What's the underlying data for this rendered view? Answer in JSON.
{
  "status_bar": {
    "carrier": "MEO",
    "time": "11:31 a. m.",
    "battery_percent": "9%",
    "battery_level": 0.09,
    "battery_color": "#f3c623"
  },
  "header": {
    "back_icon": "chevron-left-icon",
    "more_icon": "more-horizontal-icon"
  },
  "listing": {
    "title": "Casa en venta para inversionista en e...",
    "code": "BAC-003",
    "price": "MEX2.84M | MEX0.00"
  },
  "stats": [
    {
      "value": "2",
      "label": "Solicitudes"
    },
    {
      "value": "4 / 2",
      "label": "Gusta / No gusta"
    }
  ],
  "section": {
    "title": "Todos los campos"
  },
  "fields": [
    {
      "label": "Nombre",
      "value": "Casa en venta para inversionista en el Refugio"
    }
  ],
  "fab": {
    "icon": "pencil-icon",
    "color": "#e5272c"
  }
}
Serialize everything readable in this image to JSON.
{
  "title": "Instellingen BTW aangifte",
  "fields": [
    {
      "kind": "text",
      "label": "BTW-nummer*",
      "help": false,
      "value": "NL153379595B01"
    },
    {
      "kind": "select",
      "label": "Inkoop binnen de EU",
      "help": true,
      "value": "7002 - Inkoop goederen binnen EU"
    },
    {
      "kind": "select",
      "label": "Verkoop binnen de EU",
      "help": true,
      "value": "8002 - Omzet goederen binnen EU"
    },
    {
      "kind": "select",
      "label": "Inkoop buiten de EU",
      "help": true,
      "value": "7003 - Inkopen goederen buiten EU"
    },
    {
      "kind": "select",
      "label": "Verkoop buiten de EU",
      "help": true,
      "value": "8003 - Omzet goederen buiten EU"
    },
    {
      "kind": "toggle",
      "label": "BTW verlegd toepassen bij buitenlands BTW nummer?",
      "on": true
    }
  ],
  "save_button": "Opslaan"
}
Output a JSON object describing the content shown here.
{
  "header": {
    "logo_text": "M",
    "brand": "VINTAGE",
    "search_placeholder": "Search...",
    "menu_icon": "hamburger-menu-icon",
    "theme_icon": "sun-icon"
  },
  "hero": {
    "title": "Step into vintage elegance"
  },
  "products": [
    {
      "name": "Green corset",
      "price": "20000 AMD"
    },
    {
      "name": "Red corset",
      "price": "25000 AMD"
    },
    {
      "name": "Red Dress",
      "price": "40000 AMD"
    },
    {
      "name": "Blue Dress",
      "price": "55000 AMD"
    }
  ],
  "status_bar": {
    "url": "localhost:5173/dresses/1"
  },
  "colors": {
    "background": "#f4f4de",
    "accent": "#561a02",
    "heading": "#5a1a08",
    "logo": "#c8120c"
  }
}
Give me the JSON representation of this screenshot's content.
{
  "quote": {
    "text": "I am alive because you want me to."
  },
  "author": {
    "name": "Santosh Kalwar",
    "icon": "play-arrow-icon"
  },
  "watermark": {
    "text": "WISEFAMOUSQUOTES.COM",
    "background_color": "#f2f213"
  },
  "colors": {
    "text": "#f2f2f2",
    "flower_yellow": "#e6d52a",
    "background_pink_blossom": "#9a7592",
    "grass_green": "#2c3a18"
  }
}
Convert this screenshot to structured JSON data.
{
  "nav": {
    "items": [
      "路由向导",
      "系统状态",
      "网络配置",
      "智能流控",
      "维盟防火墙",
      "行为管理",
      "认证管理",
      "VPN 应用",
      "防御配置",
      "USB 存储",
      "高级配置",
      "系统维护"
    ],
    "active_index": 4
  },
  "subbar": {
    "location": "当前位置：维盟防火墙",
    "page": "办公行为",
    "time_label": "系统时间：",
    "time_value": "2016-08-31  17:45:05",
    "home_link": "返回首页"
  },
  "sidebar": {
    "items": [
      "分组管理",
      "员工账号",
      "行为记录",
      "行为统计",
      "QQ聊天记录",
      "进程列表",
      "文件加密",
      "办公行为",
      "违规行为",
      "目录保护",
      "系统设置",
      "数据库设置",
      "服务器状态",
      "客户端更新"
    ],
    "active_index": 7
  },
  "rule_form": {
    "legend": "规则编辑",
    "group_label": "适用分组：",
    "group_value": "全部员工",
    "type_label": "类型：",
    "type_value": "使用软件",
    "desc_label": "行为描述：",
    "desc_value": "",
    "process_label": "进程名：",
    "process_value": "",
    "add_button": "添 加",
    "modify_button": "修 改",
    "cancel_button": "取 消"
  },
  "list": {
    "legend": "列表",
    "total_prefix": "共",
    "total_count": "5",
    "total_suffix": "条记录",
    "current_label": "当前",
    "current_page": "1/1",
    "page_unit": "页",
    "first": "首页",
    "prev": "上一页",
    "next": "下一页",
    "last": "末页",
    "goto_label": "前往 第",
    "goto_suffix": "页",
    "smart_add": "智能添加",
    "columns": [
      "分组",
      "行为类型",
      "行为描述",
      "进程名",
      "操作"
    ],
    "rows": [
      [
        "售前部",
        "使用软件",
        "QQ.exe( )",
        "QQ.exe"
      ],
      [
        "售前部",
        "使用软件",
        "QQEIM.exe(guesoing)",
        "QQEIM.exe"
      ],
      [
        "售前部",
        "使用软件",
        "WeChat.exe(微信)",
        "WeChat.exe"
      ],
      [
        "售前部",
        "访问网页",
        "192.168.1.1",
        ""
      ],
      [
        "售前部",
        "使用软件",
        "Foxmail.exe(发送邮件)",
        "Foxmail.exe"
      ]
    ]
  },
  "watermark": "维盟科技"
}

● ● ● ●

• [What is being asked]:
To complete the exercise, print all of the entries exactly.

• [Solution below]:
What's the underlying data for this rendered view? Answer in JSON.
{
  "status_bar": {
    "carrier": "MEO",
    "time": "11:31 a. m.",
    "battery_percent": "9%",
    "battery_level": 0.09,
    "battery_color": "#f3c623"
  },
  "header": {
    "back_icon": "chevron-left-icon",
    "more_icon": "more-horizontal-icon"
  },
  "listing": {
    "title": "Casa en venta para inversionista en e...",
    "code": "BAC-003",
    "price": "MEX2.84M | MEX0.00"
  },
  "stats": [
    {
      "value": "2",
      "label": "Solicitudes"
    },
    {
      "value": "4 / 2",
      "label": "Gusta / No gusta"
    }
  ],
  "section": {
    "title": "Todos los campos"
  },
  "fields": [
    {
      "label": "Nombre",
      "value": "Casa en venta para inversionista en el Refugio"
    }
  ],
  "fab": {
    "icon": "pencil-icon",
    "color": "#e5272c"
  }
}
Serialize everything readable in this image to JSON.
{
  "title": "Instellingen BTW aangifte",
  "fields": [
    {
      "kind": "text",
      "label": "BTW-nummer*",
      "help": false,
      "value": "NL153379595B01"
    },
    {
      "kind": "select",
      "label": "Inkoop binnen de EU",
      "help": true,
      "value": "7002 - Inkoop goederen binnen EU"
    },
    {
      "kind": "select",
      "label": "Verkoop binnen de EU",
      "help": true,
      "value": "8002 - Omzet goederen binnen EU"
    },
    {
      "kind": "select",
      "label": "Inkoop buiten de EU",
      "help": true,
      "value": "7003 - Inkopen goederen buiten EU"
    },
    {
      "kind": "select",
      "label": "Verkoop buiten de EU",
      "help": true,
      "value": "8003 - Omzet goederen buiten EU"
    },
    {
      "kind": "toggle",
      "label": "BTW verlegd toepassen bij buitenlands BTW nummer?",
      "on": true
    }
  ],
  "save_button": "Opslaan"
}
Output a JSON object describing the content shown here.
{
  "header": {
    "logo_text": "M",
    "brand": "VINTAGE",
    "search_placeholder": "Search...",
    "menu_icon": "hamburger-menu-icon",
    "theme_icon": "sun-icon"
  },
  "hero": {
    "title": "Step into vintage elegance"
  },
  "products": [
    {
      "name": "Green corset",
      "price": "20000 AMD"
    },
    {
      "name": "Red corset",
      "price": "25000 AMD"
    },
    {
      "name": "Red Dress",
      "price": "40000 AMD"
    },
    {
      "name": "Blue Dress",
      "price": "55000 AMD"
    }
  ],
  "status_bar": {
    "url": "localhost:5173/dresses/1"
  },
  "colors": {
    "background": "#f4f4de",
    "accent": "#561a02",
    "heading": "#5a1a08",
    "logo": "#c8120c"
  }
}
Give me the JSON representation of this screenshot's content.
{
  "quote": {
    "text": "I am alive because you want me to."
  },
  "author": {
    "name": "Santosh Kalwar",
    "icon": "play-arrow-icon"
  },
  "watermark": {
    "text": "WISEFAMOUSQUOTES.COM",
    "background_color": "#f2f213"
  },
  "colors": {
    "text": "#f2f2f2",
    "flower_yellow": "#e6d52a",
    "background_pink_blossom": "#9a7592",
    "grass_green": "#2c3a18"
  }
}
Convert this screenshot to structured JSON data.
{
  "nav": {
    "items": [
      "路由向导",
      "系统状态",
      "网络配置",
      "智能流控",
      "维盟防火墙",
      "行为管理",
      "认证管理",
      "VPN 应用",
      "防御配置",
      "USB 存储",
      "高级配置",
      "系统维护"
    ],
    "active_index": 4
  },
  "subbar": {
    "location": "当前位置：维盟防火墙",
    "page": "办公行为",
    "time_label": "系统时间：",
    "time_value": "2016-08-31  17:45:05",
    "home_link": "返回首页"
  },
  "sidebar": {
    "items": [
      "分组管理",
      "员工账号",
      "行为记录",
      "行为统计",
      "QQ聊天记录",
      "进程列表",
      "文件加密",
      "办公行为",
      "违规行为",
      "目录保护",
      "系统设置",
      "数据库设置",
      "服务器状态",
      "客户端更新"
    ],
    "active_index": 7
  },
  "rule_form": {
    "legend": "规则编辑",
    "group_label": "适用分组：",
    "group_value": "全部员工",
    "type_label": "类型：",
    "type_value": "使用软件",
    "desc_label": "行为描述：",
    "desc_value": "",
    "process_label": "进程名：",
    "process_value": "",
    "add_button": "添 加",
    "modify_button": "修 改",
    "cancel_button": "取 消"
  },
  "list": {
    "legend": "列表",
    "total_prefix": "共",
    "total_count": "5",
    "total_suffix": "条记录",
    "current_label": "当前",
    "current_page": "1/1",
    "page_unit": "页",
    "first": "首页",
    "prev": "上一页",
    "next": "下一页",
    "last": "末页",
    "goto_label": "前往 第",
    "goto_suffix": "页",
    "smart_add": "智能添加",
    "columns": [
      "分组",
      "行为类型",
      "行为描述",
      "进程名",
      "操作"
    ],
    "rows": [
      [
        "售前部",
        "使用软件",
        "QQ.exe( )",
        "QQ.exe"
      ],
      [
        "售前部",
        "使用软件",
        "QQEIM.exe(guesoing)",
        "QQEIM.exe"
      ],
      [
        "售前部",
        "使用软件",
        "WeChat.exe(微信)",
        "WeChat.exe"
      ],
      [
        "售前部",
        "访问网页",
        "192.168.1.1",
        ""
      ],
      [
        "售前部",
        "使用软件",
        "Foxmail.exe(发送邮件)",
        "Foxmail.exe"
      ]
    ]
  },
  "watermark": "维盟科技"
}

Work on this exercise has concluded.